**EXERCISE GOAL**
Could you output each line below exactly as it appears, excluding any pictures?

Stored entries
#####
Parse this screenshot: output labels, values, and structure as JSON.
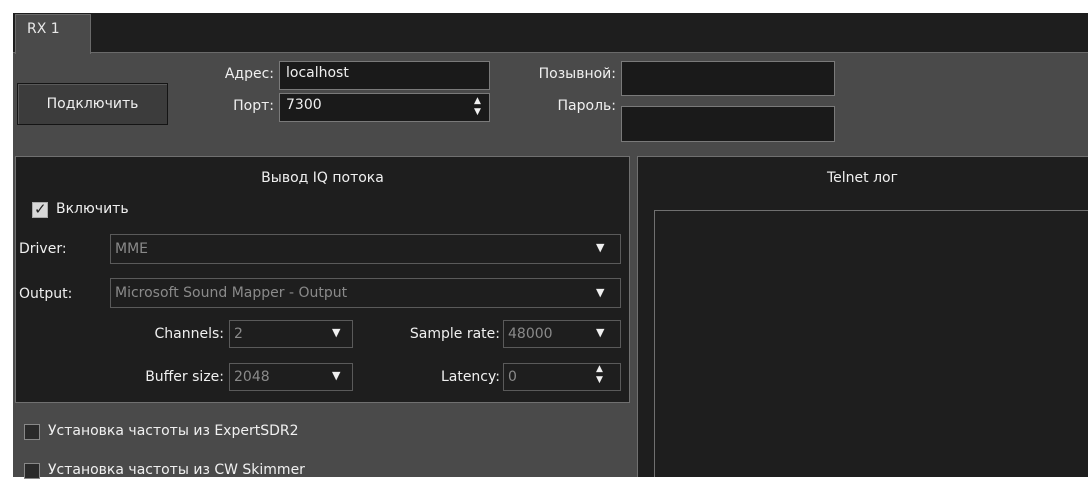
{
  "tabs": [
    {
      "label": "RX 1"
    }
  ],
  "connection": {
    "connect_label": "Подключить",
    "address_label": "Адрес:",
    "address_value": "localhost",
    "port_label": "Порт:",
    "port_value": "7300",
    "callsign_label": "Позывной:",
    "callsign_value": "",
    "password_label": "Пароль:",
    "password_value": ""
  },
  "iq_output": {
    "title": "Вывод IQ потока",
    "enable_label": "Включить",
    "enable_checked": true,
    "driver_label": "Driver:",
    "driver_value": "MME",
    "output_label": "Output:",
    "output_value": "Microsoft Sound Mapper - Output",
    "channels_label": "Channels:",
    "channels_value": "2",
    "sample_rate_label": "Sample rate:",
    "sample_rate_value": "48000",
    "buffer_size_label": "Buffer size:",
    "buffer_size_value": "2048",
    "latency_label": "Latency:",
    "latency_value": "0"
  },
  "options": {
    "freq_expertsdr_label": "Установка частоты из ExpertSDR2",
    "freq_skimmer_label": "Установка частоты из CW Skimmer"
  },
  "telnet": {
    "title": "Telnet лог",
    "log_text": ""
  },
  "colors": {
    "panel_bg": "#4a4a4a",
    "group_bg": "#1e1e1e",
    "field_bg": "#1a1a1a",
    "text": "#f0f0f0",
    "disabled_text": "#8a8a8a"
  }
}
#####
**OUTPUT BELOW**
Parse this screenshot: output labels, values, and structure as JSON.
{
  "tabs": [
    {
      "label": "RX 1"
    }
  ],
  "connection": {
    "connect_label": "Подключить",
    "address_label": "Адрес:",
    "address_value": "localhost",
    "port_label": "Порт:",
    "port_value": "7300",
    "callsign_label": "Позывной:",
    "callsign_value": "",
    "password_label": "Пароль:",
    "password_value": ""
  },
  "iq_output": {
    "title": "Вывод IQ потока",
    "enable_label": "Включить",
    "enable_checked": true,
    "driver_label": "Driver:",
    "driver_value": "MME",
    "output_label": "Output:",
    "output_value": "Microsoft Sound Mapper - Output",
    "channels_label": "Channels:",
    "channels_value": "2",
    "sample_rate_label": "Sample rate:",
    "sample_rate_value": "48000",
    "buffer_size_label": "Buffer size:",
    "buffer_size_value": "2048",
    "latency_label": "Latency:",
    "latency_value": "0"
  },
  "options": {
    "freq_expertsdr_label": "Установка частоты из ExpertSDR2",
    "freq_skimmer_label": "Установка частоты из CW Skimmer"
  },
  "telnet": {
    "title": "Telnet лог",
    "log_text": ""
  },
  "colors": {
    "panel_bg": "#4a4a4a",
    "group_bg": "#1e1e1e",
    "field_bg": "#1a1a1a",
    "text": "#f0f0f0",
    "disabled_text": "#8a8a8a"
  }
}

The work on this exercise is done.